# Requirement
Beginning at the line that contains "Enumerate this screenshot's" and ending at the last line of the records below, retype each line exactly and add nothing.

App and web page records
****

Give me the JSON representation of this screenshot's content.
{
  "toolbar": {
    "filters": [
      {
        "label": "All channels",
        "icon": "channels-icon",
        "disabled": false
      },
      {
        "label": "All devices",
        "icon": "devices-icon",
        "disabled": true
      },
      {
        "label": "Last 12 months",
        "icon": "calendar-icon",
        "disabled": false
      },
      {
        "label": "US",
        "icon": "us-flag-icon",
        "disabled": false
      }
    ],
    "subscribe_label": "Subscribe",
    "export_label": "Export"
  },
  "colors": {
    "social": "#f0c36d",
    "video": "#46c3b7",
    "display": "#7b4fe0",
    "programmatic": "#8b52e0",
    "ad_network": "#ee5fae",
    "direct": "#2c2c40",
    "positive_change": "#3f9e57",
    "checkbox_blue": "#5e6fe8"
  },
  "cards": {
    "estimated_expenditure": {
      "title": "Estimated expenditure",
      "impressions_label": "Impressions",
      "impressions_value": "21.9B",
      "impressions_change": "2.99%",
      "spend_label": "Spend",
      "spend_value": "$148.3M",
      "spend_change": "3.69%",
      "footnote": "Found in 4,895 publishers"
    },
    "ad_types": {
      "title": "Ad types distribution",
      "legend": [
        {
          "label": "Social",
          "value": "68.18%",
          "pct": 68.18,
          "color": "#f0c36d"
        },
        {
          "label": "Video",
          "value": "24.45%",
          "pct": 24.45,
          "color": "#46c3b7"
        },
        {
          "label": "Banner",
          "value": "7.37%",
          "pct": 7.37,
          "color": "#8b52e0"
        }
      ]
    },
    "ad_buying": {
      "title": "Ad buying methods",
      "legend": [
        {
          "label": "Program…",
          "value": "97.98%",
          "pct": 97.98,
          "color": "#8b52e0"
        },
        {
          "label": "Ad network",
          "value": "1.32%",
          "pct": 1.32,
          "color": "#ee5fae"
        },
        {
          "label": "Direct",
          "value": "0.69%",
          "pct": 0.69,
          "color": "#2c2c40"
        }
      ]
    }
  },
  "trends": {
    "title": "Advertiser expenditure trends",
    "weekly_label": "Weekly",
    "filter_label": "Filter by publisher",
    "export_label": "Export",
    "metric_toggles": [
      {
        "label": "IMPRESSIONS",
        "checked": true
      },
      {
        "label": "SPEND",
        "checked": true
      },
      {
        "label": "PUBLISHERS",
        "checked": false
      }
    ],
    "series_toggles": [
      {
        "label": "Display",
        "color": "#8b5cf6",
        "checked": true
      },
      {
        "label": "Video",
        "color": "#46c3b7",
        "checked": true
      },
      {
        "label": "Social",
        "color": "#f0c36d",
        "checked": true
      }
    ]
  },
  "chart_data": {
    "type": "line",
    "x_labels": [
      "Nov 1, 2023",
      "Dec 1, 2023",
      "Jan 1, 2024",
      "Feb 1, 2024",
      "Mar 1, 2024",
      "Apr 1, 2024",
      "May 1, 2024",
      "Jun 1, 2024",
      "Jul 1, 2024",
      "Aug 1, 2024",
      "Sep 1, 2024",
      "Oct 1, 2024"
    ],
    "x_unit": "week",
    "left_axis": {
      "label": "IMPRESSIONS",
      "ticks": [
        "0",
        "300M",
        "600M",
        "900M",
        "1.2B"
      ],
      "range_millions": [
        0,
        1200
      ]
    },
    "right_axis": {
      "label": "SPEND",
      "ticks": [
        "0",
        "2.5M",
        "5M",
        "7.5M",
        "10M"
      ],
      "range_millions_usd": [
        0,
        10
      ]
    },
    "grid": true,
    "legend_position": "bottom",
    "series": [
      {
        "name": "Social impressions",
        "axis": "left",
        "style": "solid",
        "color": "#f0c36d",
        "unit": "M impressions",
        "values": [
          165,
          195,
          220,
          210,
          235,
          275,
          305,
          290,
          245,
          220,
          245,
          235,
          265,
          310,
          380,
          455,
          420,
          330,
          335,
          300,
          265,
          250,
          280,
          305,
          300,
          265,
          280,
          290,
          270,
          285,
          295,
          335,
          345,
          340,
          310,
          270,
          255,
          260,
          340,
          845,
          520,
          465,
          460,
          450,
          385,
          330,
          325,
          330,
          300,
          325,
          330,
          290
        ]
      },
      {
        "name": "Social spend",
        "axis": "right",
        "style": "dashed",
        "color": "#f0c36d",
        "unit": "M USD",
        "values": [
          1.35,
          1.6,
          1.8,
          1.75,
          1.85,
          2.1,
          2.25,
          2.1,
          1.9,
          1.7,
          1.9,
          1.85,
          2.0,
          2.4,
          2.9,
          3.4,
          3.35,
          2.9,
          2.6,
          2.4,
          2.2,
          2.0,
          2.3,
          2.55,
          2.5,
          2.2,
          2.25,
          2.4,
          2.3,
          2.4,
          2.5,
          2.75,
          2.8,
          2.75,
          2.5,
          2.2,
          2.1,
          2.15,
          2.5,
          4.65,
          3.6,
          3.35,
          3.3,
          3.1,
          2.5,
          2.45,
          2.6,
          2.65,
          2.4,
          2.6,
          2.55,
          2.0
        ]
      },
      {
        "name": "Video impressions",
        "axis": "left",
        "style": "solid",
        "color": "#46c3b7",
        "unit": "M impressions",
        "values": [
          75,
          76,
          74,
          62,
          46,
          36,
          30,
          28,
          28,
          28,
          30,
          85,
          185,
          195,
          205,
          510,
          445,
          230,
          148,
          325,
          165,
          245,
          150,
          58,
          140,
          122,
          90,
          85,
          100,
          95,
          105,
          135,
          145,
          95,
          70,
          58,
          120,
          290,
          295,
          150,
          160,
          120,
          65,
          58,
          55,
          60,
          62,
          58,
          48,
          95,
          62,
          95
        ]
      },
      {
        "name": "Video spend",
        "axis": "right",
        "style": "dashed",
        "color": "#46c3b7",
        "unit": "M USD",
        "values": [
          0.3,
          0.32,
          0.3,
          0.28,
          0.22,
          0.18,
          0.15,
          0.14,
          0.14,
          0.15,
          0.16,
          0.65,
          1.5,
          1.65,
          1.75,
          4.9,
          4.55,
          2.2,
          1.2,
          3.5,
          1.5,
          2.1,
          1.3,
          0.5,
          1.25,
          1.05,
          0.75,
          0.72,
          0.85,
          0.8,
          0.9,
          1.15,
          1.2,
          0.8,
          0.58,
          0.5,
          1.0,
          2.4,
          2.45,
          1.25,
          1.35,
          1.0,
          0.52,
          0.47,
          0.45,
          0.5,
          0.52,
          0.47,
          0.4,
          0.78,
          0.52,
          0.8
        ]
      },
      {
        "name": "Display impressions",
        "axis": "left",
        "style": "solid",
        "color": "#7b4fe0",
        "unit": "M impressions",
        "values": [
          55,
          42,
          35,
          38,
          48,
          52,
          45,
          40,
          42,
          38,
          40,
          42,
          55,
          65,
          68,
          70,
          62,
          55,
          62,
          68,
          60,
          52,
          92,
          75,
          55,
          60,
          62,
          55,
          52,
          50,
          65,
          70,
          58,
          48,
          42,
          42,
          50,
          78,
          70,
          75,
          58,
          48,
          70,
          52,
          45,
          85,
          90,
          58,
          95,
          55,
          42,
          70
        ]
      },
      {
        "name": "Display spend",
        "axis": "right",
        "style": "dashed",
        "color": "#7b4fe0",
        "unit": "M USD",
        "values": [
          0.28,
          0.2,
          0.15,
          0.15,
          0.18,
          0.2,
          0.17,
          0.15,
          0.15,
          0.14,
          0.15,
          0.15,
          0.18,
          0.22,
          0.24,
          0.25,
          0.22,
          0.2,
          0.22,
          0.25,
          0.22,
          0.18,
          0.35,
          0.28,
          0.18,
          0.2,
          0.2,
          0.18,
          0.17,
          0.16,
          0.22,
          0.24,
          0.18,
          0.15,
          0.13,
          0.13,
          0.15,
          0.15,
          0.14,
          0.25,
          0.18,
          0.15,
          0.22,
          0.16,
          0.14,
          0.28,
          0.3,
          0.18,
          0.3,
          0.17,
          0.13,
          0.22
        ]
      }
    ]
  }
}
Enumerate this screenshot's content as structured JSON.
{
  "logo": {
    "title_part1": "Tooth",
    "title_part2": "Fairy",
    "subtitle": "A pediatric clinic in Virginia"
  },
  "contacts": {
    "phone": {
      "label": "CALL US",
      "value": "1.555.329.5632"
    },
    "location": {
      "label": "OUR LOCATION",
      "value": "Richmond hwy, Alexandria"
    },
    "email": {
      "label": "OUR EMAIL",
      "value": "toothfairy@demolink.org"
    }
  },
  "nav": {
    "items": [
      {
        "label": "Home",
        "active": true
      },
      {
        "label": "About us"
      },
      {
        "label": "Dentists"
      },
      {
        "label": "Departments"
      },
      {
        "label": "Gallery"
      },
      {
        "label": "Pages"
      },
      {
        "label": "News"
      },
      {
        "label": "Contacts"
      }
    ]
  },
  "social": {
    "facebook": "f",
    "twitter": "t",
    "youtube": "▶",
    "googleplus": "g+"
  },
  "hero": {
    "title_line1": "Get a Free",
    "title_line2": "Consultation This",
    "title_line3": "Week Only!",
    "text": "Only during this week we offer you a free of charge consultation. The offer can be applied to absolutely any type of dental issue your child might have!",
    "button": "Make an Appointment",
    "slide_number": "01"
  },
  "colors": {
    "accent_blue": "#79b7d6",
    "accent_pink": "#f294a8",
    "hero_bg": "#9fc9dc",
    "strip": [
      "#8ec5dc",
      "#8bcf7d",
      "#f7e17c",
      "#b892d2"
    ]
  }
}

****

# Written solution
Enumerate this screenshot's content as structured JSON.
{
  "logo": {
    "title_part1": "Tooth",
    "title_part2": "Fairy",
    "subtitle": "A pediatric clinic in Virginia"
  },
  "contacts": {
    "phone": {
      "label": "CALL US",
      "value": "1.555.329.5632"
    },
    "location": {
      "label": "OUR LOCATION",
      "value": "Richmond hwy, Alexandria"
    },
    "email": {
      "label": "OUR EMAIL",
      "value": "toothfairy@demolink.org"
    }
  },
  "nav": {
    "items": [
      {
        "label": "Home",
        "active": true
      },
      {
        "label": "About us"
      },
      {
        "label": "Dentists"
      },
      {
        "label": "Departments"
      },
      {
        "label": "Gallery"
      },
      {
        "label": "Pages"
      },
      {
        "label": "News"
      },
      {
        "label": "Contacts"
      }
    ]
  },
  "social": {
    "facebook": "f",
    "twitter": "t",
    "youtube": "▶",
    "googleplus": "g+"
  },
  "hero": {
    "title_line1": "Get a Free",
    "title_line2": "Consultation This",
    "title_line3": "Week Only!",
    "text": "Only during this week we offer you a free of charge consultation. The offer can be applied to absolutely any type of dental issue your child might have!",
    "button": "Make an Appointment",
    "slide_number": "01"
  },
  "colors": {
    "accent_blue": "#79b7d6",
    "accent_pink": "#f294a8",
    "hero_bg": "#9fc9dc",
    "strip": [
      "#8ec5dc",
      "#8bcf7d",
      "#f7e17c",
      "#b892d2"
    ]
  }
}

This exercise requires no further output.